We must ask “Am I pursuing this knowledge in accordance with virtue?” even when what we seek is that vague distant good, “the betterment of the human condition.” It is good that we should strive to better the human condition, but not at the cost of making particular human beings worse.
Knowledge is precious. But it is not for setting up as an idol to be worshipped for its own sake. If to gain a piece of knowledge you must pretend that dogs or even rats are junk, if for the sake of knowledge you treat human beings as merely means to your ends5 and not as neighbors whom we are to love as we love ourselves, if your pursuit of knowledge corrupts your loyalty to goodness or to that greater truth of which knowledge is only a part, then the pursuit of knowledge has become evil. Far better to drop out and be the witless beggar of your worst nightmares of failure than to succeed by gaining such knowledge at such a price.
Now, if I may paraphrase the Book of Proverbs: May the Giver of all knowledge cause wisdom to enter our hearts and knowledge to be pleasant to our souls, discretion to watch over us and discernment to guard us, to deliver us from the way of evil, that we may walk in the way of the good and keep the paths of the righteous.6
1 Hamlet, I.iii.63.
2 Wendell Berry, Life Is a Miracle: An Essay against Modern Superstition (Washington D.C.: Counterpoint Press, 2000), p. 21.
3 See The Technological Society
4 John Milton, Paradise Lost, VII.126–28.
5 Cf. Immanuel Kant, Fundamental Principles of the Metaphysic of Morals, 2nd Section
6 See Proverbs 2:6–20
For Further Reading:
William Shakespeare: Hamlet, King Lear
John Milton: Paradise Lost
Immanuel Kant: Fundamental Principles of the Metaphysic of Morals, Second Section
C.S. Lewis: The Abolition of Man
Martin Buber: The Way of Man According to the Teaching of Hasidism
Jacques Ellul: The Technological Society

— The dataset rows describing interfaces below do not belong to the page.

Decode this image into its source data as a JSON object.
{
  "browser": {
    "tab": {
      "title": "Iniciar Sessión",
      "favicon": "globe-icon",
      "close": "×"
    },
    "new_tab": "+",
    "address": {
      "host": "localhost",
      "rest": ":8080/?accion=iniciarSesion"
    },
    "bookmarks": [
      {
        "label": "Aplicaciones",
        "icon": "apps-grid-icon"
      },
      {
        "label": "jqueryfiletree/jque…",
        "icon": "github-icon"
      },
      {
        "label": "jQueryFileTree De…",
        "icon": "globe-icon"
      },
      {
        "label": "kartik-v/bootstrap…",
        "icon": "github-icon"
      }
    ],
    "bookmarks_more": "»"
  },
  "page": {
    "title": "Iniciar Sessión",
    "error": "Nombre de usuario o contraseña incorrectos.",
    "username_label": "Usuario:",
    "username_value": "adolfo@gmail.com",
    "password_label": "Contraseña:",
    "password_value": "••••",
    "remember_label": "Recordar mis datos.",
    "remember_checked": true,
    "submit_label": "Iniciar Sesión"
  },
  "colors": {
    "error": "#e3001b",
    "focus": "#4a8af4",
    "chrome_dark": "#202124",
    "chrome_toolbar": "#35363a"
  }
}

Wendell Berry: Life Is A Miracle: An Essay against Modern Superstition; What Are People For?; The Unsettling of America: Culture and Agriculture